For instance, glass breaks and is sharp, posing a danger at the facility. Currently, residents of Little Rock, North Little Rock and Sherwood can recycle glass under a contract signed with Waste Management in 2012. But residents of Pulaski County's unincorporated area cannot, per a contract signed with Waste Management last year because of concerns about it at the facility.
Cords, hoses, ropes or wires may seem recyclable, but they get tangled in the machinery, Douglass said.
Automated machines went online once Waste Management and the district agreed in 2012 to do single-stream recycling, which means people don't have to separate their recyclable materials by type before throwing them in their carts. Now, the machines sort them.
Contamination was about 18 percent when the program started, but more people are recycling now. The participation rate in recycling has more than doubled since single-stream started -- to 75 percent or more -- but the machines can't handle all of the materials.
Contamination in recycling is a nationwide problem, Wheatley said.
"I can't think of many places that it's not a problem," he said.
Waste Management has for years advertised its "Recycle Often. Recycle Right." initiative to curb contamination, and it's been used by various municipalities and other Waste Management partners to varying effects, Wheatley said.
The company has found that its anti-contamination initiatives work best when they are concentrated in small areas, like a handful of neighborhoods, Wheatley said. The company would make an effort to educate residents in one area for a while and then move on to another area once things improved.
The company has used heat maps to determine which areas are most problematic. It did that for the Regional Recycling and Waste Reduction District.
Higher-income areas tend to have cleaner recycling carts than lower-income areas, Douglass said.

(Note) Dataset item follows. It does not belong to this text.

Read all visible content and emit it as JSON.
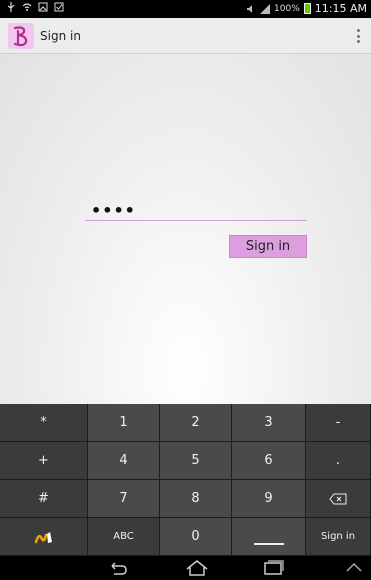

The district has discussed an educational outreach program for about two years now. In 2015, the district asked Waste Management to study the most problematic routes, and in 2016 it asked the University of Arkansas at Little Rock to survey county residents about their recycling habits and what they believed they could recycle.
In 2017, the district decided to put an education program on hold while then-director John Roberts retired and Douglass transitioned into the position.
Now, officials hope "Do Recycling Right" will make a difference.
"It's just impossible to say whether it will be tremendously successful or not, but we hope that it is," Wheatley said. "Everybody needs that."
Metro on 02/25/2018
Print Headline: Push afoot to get word out on better recycling